The Fremantle-based sculptor and Curtin graduate is known for her monumentally-sized creations – from the colourful, patterned concrete walls at the Midvale interchange of the Great Eastern and Roe Highways, to the supersized ink dipping pen nibs lining the entrance to Perth’s Stirling Gardens and the abstract metallic fishing net at the Mandjoogoordap Drive roundabout in Mandurah.

Neil is now being rewarded on a more personal level, with her latest sculpture, Murmur, purchased by the State Government as a gift to Curtin University for its fiftieth anniversary.

Murmur resembles a giant mollusc seashell, standing more than two metres high, and made from marine-grade aluminium. It was originally created for this year’s Sculpture by the Sea exhibition in Cottesloe.

“It’s great knowing that my work has been bought, but the fact it’s being donated to Curtin is the icing on the cake,” says Neil.

“I wouldn’t be where I am today without Curtin. The lecturers were fantastic and very supportive.
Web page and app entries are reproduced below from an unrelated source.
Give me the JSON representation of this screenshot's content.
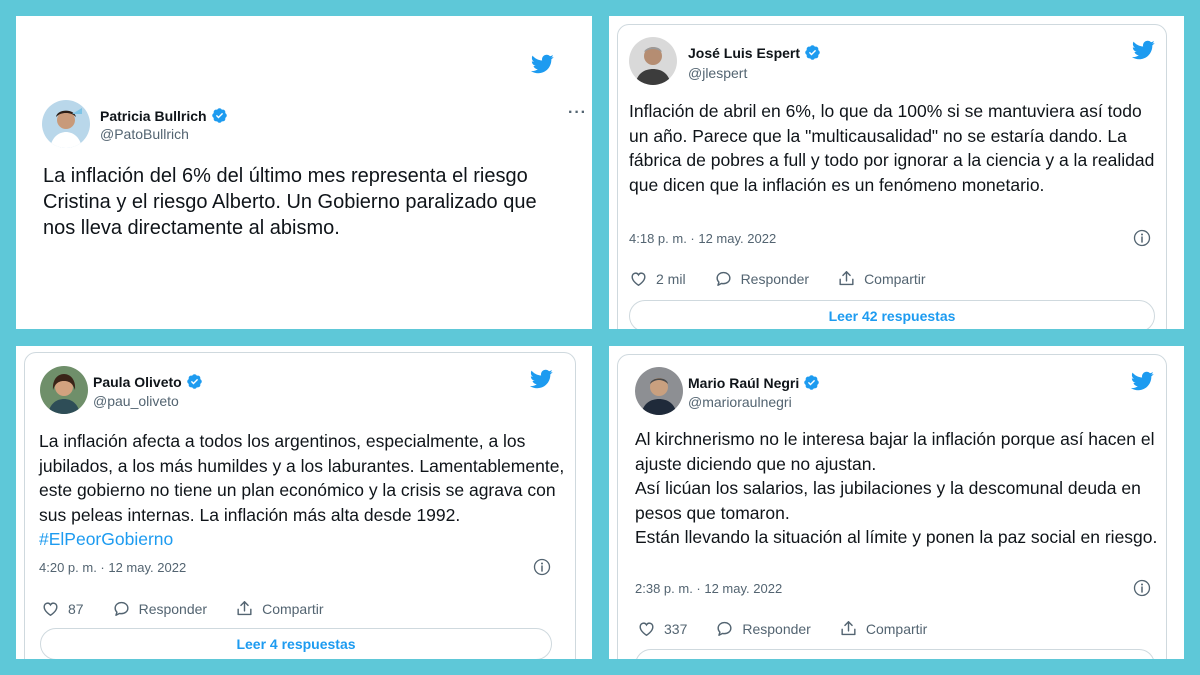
{
  "colors": {
    "background": "#5ec8d8",
    "twitter_blue": "#1d9bf0",
    "verified": "#1d9bf0",
    "secondary_text": "#536471"
  },
  "tweet1": {
    "name": "Patricia Bullrich",
    "handle": "@PatoBullrich",
    "text": "La inflación del 6% del último mes representa el riesgo Cristina y el riesgo Alberto. Un Gobierno paralizado que nos lleva directamente al abismo.",
    "more": "···"
  },
  "tweet2": {
    "name": "José Luis Espert",
    "handle": "@jlespert",
    "text": "Inflación de abril en 6%, lo que da 100% si se mantuviera así todo un año. Parece que la \"multicausalidad\" no se estaría dando. La fábrica de pobres a full y todo por ignorar a la ciencia y a la realidad que dicen que la inflación es un fenómeno monetario.",
    "timestamp": "4:18 p. m. · 12 may. 2022",
    "likes": "2 mil",
    "reply_label": "Responder",
    "share_label": "Compartir",
    "read_label": "Leer 42 respuestas"
  },
  "tweet3": {
    "name": "Paula Oliveto",
    "handle": "@pau_oliveto",
    "text": "La inflación afecta a todos los argentinos, especialmente, a los jubilados, a los más humildes y a los laburantes. Lamentablemente, este gobierno no tiene un plan económico y la crisis se agrava con sus peleas internas. La inflación más alta desde 1992. ",
    "hashtag": "#ElPeorGobierno",
    "timestamp": "4:20 p. m. · 12 may. 2022",
    "likes": "87",
    "reply_label": "Responder",
    "share_label": "Compartir",
    "read_label": "Leer 4 respuestas"
  },
  "tweet4": {
    "name": "Mario Raúl Negri",
    "handle": "@marioraulnegri",
    "text_lines": [
      "Al kirchnerismo no le interesa bajar la inflación porque así hacen el ajuste diciendo que no ajustan.",
      "Así licúan los salarios, las jubilaciones y la descomunal deuda en pesos que tomaron.",
      "Están llevando la situación al límite y ponen la paz social en riesgo."
    ],
    "timestamp": "2:38 p. m. · 12 may. 2022",
    "likes": "337",
    "reply_label": "Responder",
    "share_label": "Compartir"
  }
}
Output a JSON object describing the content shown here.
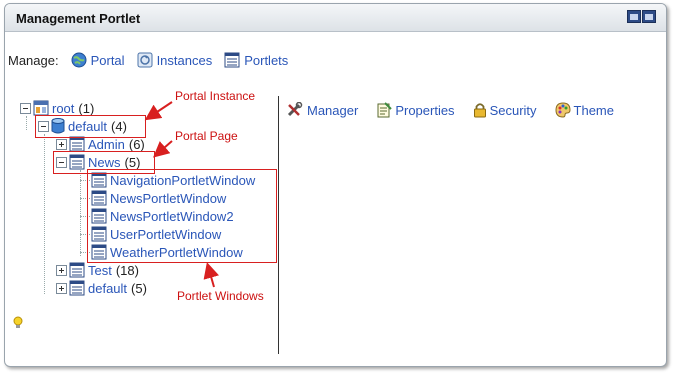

They helped me hone my craft and without this support I would not be who I am today.

“I like the idea that just as Curtin made its mark on me, I’m now able to make my mark on Curtin, and the fact it’s in its fiftieth year only adds to my gratitude to the state for this purchase.”

Director of the John Curtin Art Gallery Chris Malcolm was delighted to accept the gift on behalf of Curtin at the Sculpture by the Sea opening event on 2 March.

“I’ve been involved with public art projects around Curtin for more than 20 years and there are terrific opportunities for artists as we continue to develop our campus,” says Malcolm.

“It’s one thing to look at Anne’s sculpture from a hundred metres away, but it is extraordinary to see the attention to detail up close. It’s got a textured finish that captures the light as you move around it.”

After the sculpture is installed, Neil hopes students will feel a sense of joy when they look at it through its similarity to a seashell.

“With this sculpture, I wanted to evoke the memory or ‘murmur’ of a shell, rather than a shell itself,” she says.

Neil believes there has been no better time than now for artists to make their mark on Western Australia.

“The fact that we’re living in a young city and artists have the potential to influence it on a grassroots level is tremendous,” she says.